What to work on -
Copy the data verbatim and leave out every picture.

--- Listed entries Enclosed Below ---

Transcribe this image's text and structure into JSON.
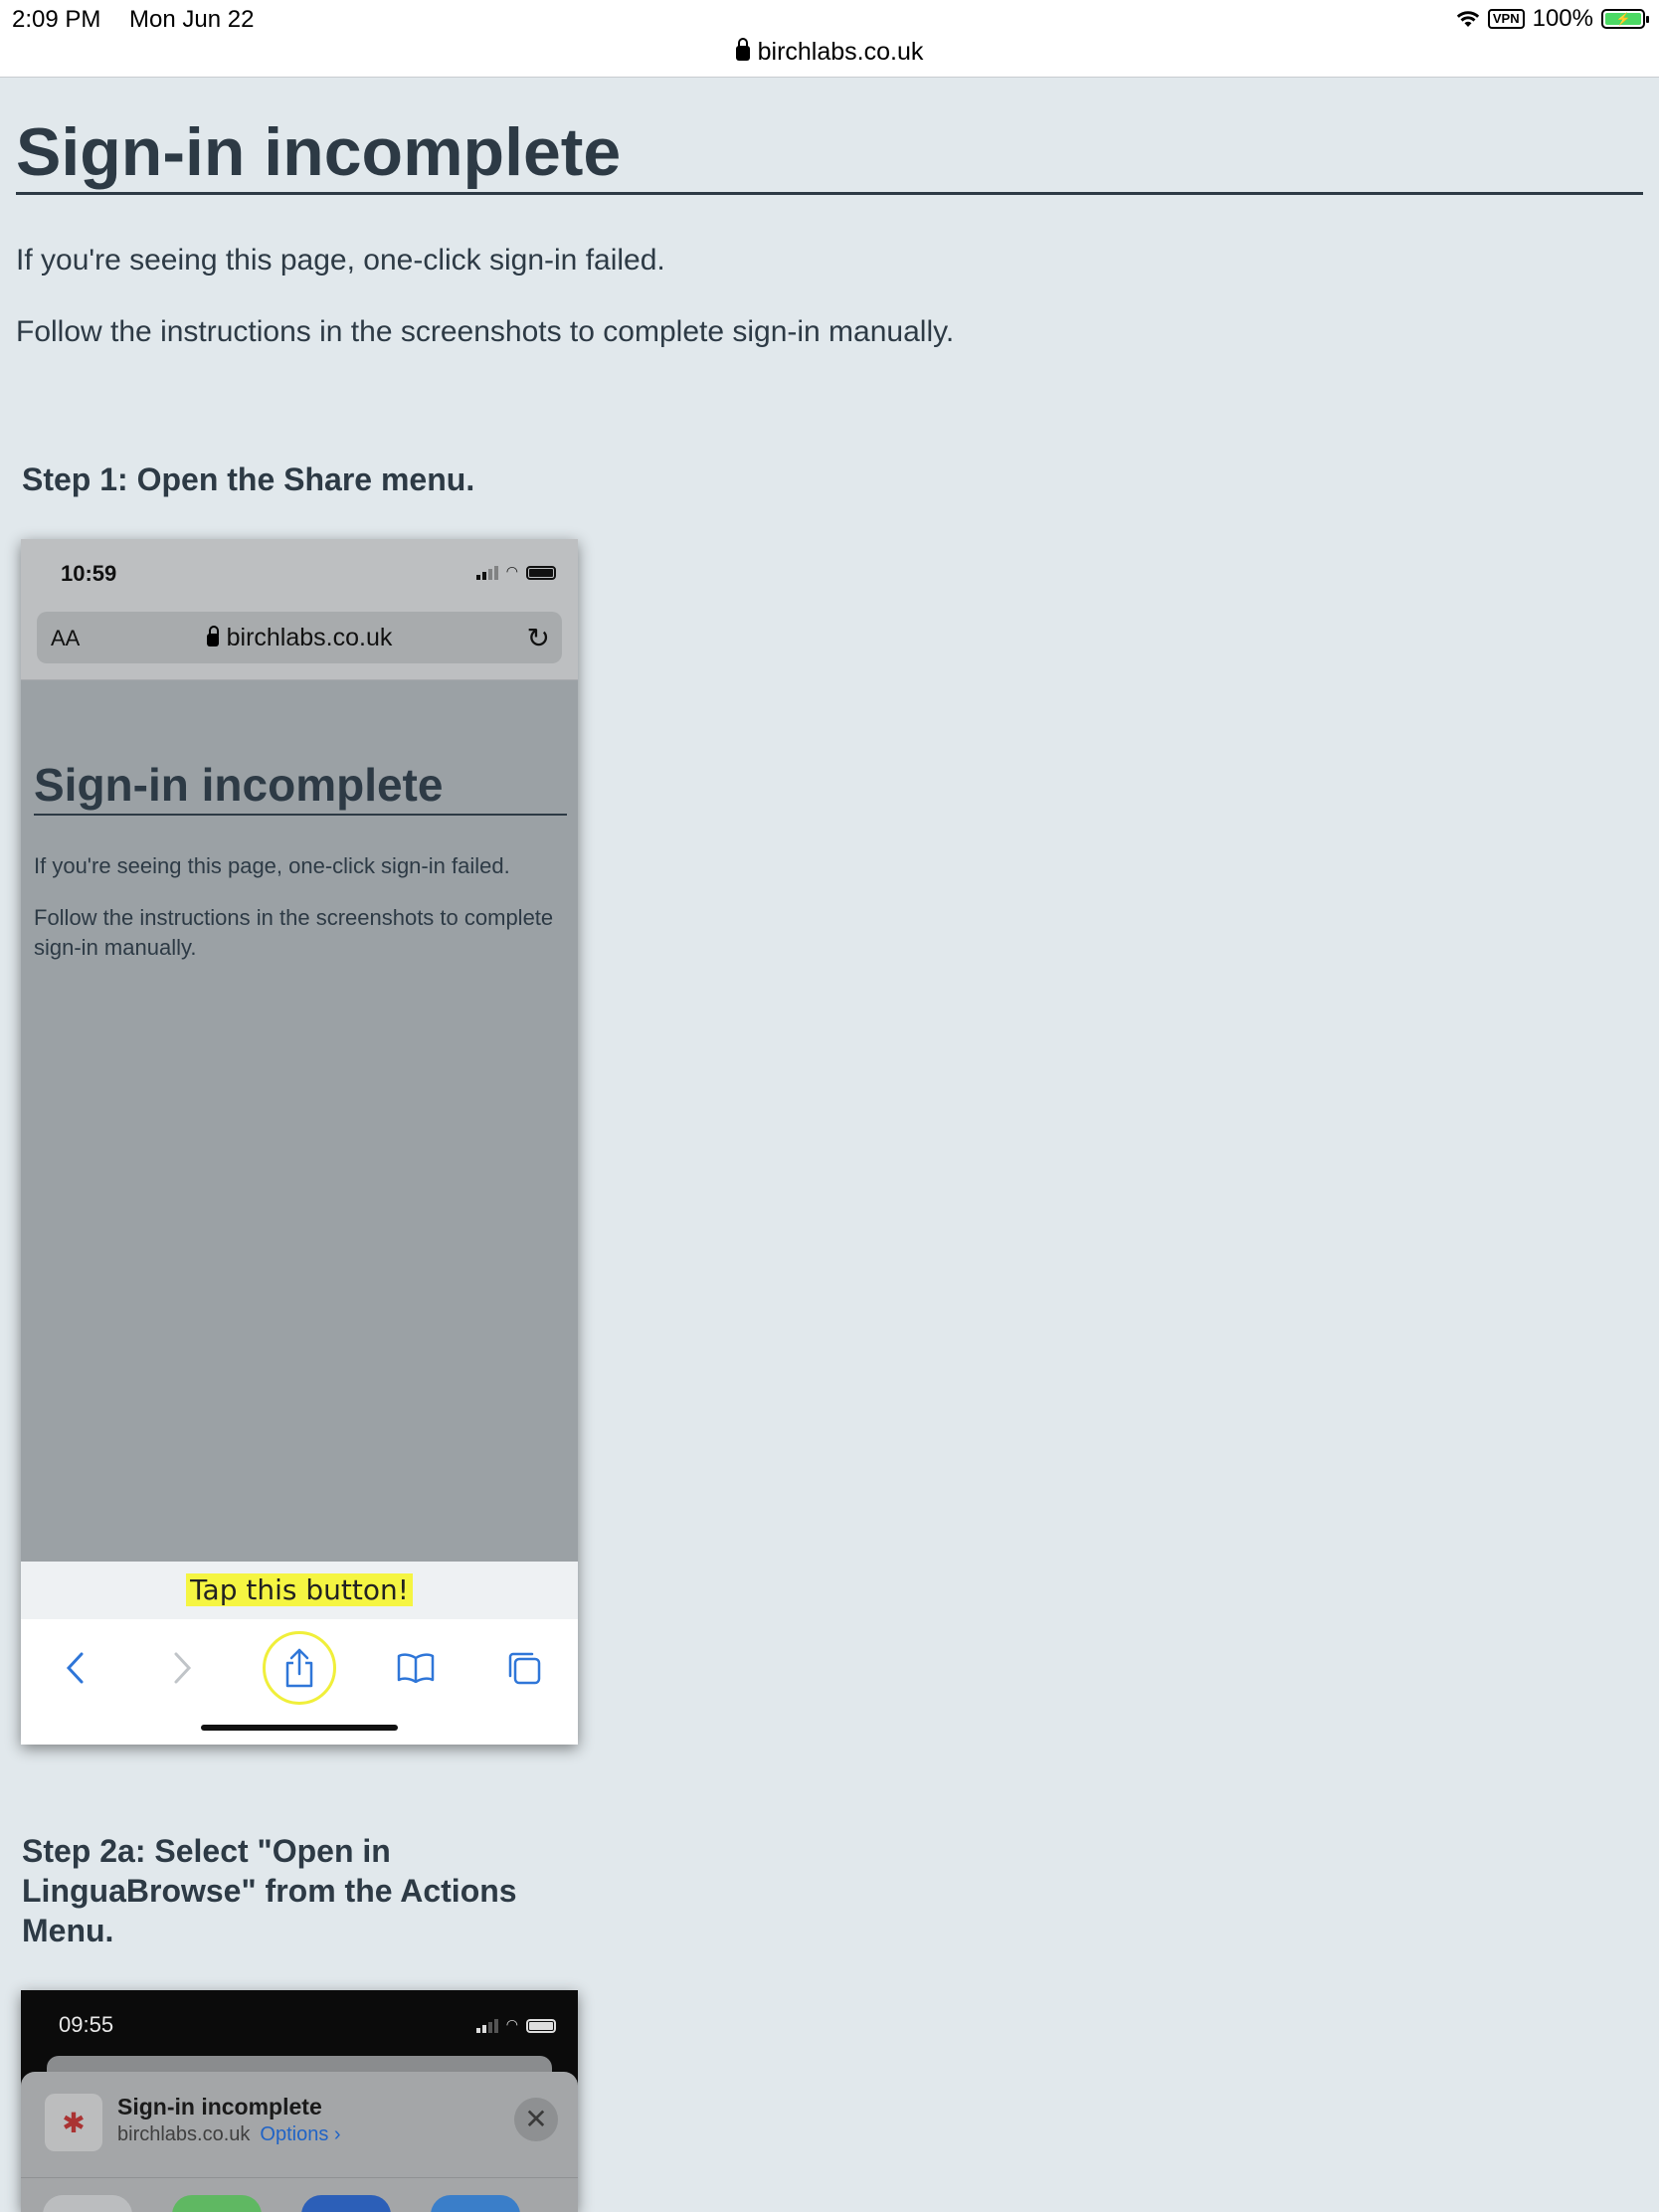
{
  "statusbar": {
    "time": "2:09 PM",
    "date": "Mon Jun 22",
    "vpn": "VPN",
    "battery": "100%",
    "url": "birchlabs.co.uk"
  },
  "page": {
    "title": "Sign-in incomplete",
    "para1": "If you're seeing this page, one-click sign-in failed.",
    "para2": "Follow the instructions in the screenshots to complete sign-in manually."
  },
  "step1": {
    "heading": "Step 1: Open the Share menu.",
    "screenshot": {
      "time": "10:59",
      "aa": "AA",
      "url": "birchlabs.co.uk",
      "title": "Sign-in incomplete",
      "para1": "If you're seeing this page, one-click sign-in failed.",
      "para2": "Follow the instructions in the screenshots to complete sign-in manually.",
      "tip": "Tap this button!",
      "toolbar_icons": [
        "back-icon",
        "forward-icon",
        "share-icon",
        "bookmarks-icon",
        "tabs-icon"
      ]
    }
  },
  "step2a": {
    "heading": "Step 2a: Select \"Open in LinguaBrowse\" from the Actions Menu.",
    "screenshot": {
      "time": "09:55",
      "title": "Sign-in incomplete",
      "domain": "birchlabs.co.uk",
      "options": "Options ›",
      "close": "✕"
    }
  },
  "colors": {
    "background": "#e1e8ec",
    "text": "#2d3a45",
    "highlight": "#f5f542",
    "ios_blue": "#2f76d8"
  }
}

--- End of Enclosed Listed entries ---

Reply -
Transcribe this image's text and structure into JSON.
{
  "statusbar": {
    "time": "2:09 PM",
    "date": "Mon Jun 22",
    "vpn": "VPN",
    "battery": "100%",
    "url": "birchlabs.co.uk"
  },
  "page": {
    "title": "Sign-in incomplete",
    "para1": "If you're seeing this page, one-click sign-in failed.",
    "para2": "Follow the instructions in the screenshots to complete sign-in manually."
  },
  "step1": {
    "heading": "Step 1: Open the Share menu.",
    "screenshot": {
      "time": "10:59",
      "aa": "AA",
      "url": "birchlabs.co.uk",
      "title": "Sign-in incomplete",
      "para1": "If you're seeing this page, one-click sign-in failed.",
      "para2": "Follow the instructions in the screenshots to complete sign-in manually.",
      "tip": "Tap this button!",
      "toolbar_icons": [
        "back-icon",
        "forward-icon",
        "share-icon",
        "bookmarks-icon",
        "tabs-icon"
      ]
    }
  },
  "step2a": {
    "heading": "Step 2a: Select \"Open in LinguaBrowse\" from the Actions Menu.",
    "screenshot": {
      "time": "09:55",
      "title": "Sign-in incomplete",
      "domain": "birchlabs.co.uk",
      "options": "Options ›",
      "close": "✕"
    }
  },
  "colors": {
    "background": "#e1e8ec",
    "text": "#2d3a45",
    "highlight": "#f5f542",
    "ios_blue": "#2f76d8"
  }
}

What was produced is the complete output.